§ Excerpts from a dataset
----------

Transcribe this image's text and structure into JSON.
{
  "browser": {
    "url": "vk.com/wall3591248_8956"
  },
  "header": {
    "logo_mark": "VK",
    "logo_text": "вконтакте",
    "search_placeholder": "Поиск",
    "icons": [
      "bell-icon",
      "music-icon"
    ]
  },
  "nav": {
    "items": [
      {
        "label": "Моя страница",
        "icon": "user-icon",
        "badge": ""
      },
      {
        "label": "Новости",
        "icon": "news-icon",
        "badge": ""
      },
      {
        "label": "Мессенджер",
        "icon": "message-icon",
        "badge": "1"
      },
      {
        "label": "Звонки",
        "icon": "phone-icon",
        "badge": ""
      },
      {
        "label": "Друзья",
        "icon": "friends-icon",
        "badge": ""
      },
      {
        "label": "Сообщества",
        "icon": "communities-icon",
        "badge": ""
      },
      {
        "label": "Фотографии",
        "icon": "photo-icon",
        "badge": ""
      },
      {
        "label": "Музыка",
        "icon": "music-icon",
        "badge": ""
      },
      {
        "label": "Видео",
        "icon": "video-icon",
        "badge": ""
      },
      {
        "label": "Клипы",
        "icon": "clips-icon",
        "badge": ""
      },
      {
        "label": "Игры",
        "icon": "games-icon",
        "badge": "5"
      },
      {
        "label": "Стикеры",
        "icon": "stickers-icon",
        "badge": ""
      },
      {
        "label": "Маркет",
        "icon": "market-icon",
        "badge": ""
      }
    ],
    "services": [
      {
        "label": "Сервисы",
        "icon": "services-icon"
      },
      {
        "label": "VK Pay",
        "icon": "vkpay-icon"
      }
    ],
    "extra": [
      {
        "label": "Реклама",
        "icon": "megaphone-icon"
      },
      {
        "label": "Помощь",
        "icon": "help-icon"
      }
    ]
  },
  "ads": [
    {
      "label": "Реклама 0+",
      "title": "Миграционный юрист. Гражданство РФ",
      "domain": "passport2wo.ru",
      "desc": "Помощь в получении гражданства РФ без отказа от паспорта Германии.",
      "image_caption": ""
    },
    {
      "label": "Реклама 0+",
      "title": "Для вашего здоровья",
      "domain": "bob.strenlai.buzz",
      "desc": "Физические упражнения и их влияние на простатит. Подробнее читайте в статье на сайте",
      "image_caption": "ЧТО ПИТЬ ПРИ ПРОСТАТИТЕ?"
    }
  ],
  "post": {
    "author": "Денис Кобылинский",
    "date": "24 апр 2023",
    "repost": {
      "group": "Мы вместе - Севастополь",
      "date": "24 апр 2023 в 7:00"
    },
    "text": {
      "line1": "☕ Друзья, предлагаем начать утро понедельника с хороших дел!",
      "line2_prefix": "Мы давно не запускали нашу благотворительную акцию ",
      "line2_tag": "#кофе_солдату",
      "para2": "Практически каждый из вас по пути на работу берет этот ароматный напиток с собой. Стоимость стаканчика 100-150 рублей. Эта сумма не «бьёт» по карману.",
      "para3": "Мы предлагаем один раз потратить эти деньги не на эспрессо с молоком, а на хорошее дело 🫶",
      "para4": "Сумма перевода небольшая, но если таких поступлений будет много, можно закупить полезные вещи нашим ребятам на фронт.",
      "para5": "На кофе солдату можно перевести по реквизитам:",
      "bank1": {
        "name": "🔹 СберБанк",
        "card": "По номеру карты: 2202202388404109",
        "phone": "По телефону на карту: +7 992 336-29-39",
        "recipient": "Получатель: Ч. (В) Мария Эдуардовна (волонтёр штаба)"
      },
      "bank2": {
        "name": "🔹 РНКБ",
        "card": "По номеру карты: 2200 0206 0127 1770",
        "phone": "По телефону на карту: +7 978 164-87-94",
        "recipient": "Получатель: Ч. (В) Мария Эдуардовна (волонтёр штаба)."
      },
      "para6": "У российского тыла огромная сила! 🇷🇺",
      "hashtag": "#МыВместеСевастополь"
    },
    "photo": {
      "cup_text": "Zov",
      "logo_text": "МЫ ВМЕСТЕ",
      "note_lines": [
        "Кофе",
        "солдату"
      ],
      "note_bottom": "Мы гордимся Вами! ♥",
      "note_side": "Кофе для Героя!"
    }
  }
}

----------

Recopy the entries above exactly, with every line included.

Transcribe this image's text and structure into JSON.
{
  "browser": {
    "url": "vk.com/wall3591248_8956"
  },
  "header": {
    "logo_mark": "VK",
    "logo_text": "вконтакте",
    "search_placeholder": "Поиск",
    "icons": [
      "bell-icon",
      "music-icon"
    ]
  },
  "nav": {
    "items": [
      {
        "label": "Моя страница",
        "icon": "user-icon",
        "badge": ""
      },
      {
        "label": "Новости",
        "icon": "news-icon",
        "badge": ""
      },
      {
        "label": "Мессенджер",
        "icon": "message-icon",
        "badge": "1"
      },
      {
        "label": "Звонки",
        "icon": "phone-icon",
        "badge": ""
      },
      {
        "label": "Друзья",
        "icon": "friends-icon",
        "badge": ""
      },
      {
        "label": "Сообщества",
        "icon": "communities-icon",
        "badge": ""
      },
      {
        "label": "Фотографии",
        "icon": "photo-icon",
        "badge": ""
      },
      {
        "label": "Музыка",
        "icon": "music-icon",
        "badge": ""
      },
      {
        "label": "Видео",
        "icon": "video-icon",
        "badge": ""
      },
      {
        "label": "Клипы",
        "icon": "clips-icon",
        "badge": ""
      },
      {
        "label": "Игры",
        "icon": "games-icon",
        "badge": "5"
      },
      {
        "label": "Стикеры",
        "icon": "stickers-icon",
        "badge": ""
      },
      {
        "label": "Маркет",
        "icon": "market-icon",
        "badge": ""
      }
    ],
    "services": [
      {
        "label": "Сервисы",
        "icon": "services-icon"
      },
      {
        "label": "VK Pay",
        "icon": "vkpay-icon"
      }
    ],
    "extra": [
      {
        "label": "Реклама",
        "icon": "megaphone-icon"
      },
      {
        "label": "Помощь",
        "icon": "help-icon"
      }
    ]
  },
  "ads": [
    {
      "label": "Реклама 0+",
      "title": "Миграционный юрист. Гражданство РФ",
      "domain": "passport2wo.ru",
      "desc": "Помощь в получении гражданства РФ без отказа от паспорта Германии.",
      "image_caption": ""
    },
    {
      "label": "Реклама 0+",
      "title": "Для вашего здоровья",
      "domain": "bob.strenlai.buzz",
      "desc": "Физические упражнения и их влияние на простатит. Подробнее читайте в статье на сайте",
      "image_caption": "ЧТО ПИТЬ ПРИ ПРОСТАТИТЕ?"
    }
  ],
  "post": {
    "author": "Денис Кобылинский",
    "date": "24 апр 2023",
    "repost": {
      "group": "Мы вместе - Севастополь",
      "date": "24 апр 2023 в 7:00"
    },
    "text": {
      "line1": "☕ Друзья, предлагаем начать утро понедельника с хороших дел!",
      "line2_prefix": "Мы давно не запускали нашу благотворительную акцию ",
      "line2_tag": "#кофе_солдату",
      "para2": "Практически каждый из вас по пути на работу берет этот ароматный напиток с собой. Стоимость стаканчика 100-150 рублей. Эта сумма не «бьёт» по карману.",
      "para3": "Мы предлагаем один раз потратить эти деньги не на эспрессо с молоком, а на хорошее дело 🫶",
      "para4": "Сумма перевода небольшая, но если таких поступлений будет много, можно закупить полезные вещи нашим ребятам на фронт.",
      "para5": "На кофе солдату можно перевести по реквизитам:",
      "bank1": {
        "name": "🔹 СберБанк",
        "card": "По номеру карты: 2202202388404109",
        "phone": "По телефону на карту: +7 992 336-29-39",
        "recipient": "Получатель: Ч. (В) Мария Эдуардовна (волонтёр штаба)"
      },
      "bank2": {
        "name": "🔹 РНКБ",
        "card": "По номеру карты: 2200 0206 0127 1770",
        "phone": "По телефону на карту: +7 978 164-87-94",
        "recipient": "Получатель: Ч. (В) Мария Эдуардовна (волонтёр штаба)."
      },
      "para6": "У российского тыла огромная сила! 🇷🇺",
      "hashtag": "#МыВместеСевастополь"
    },
    "photo": {
      "cup_text": "Zov",
      "logo_text": "МЫ ВМЕСТЕ",
      "note_lines": [
        "Кофе",
        "солдату"
      ],
      "note_bottom": "Мы гордимся Вами! ♥",
      "note_side": "Кофе для Героя!"
    }
  }
}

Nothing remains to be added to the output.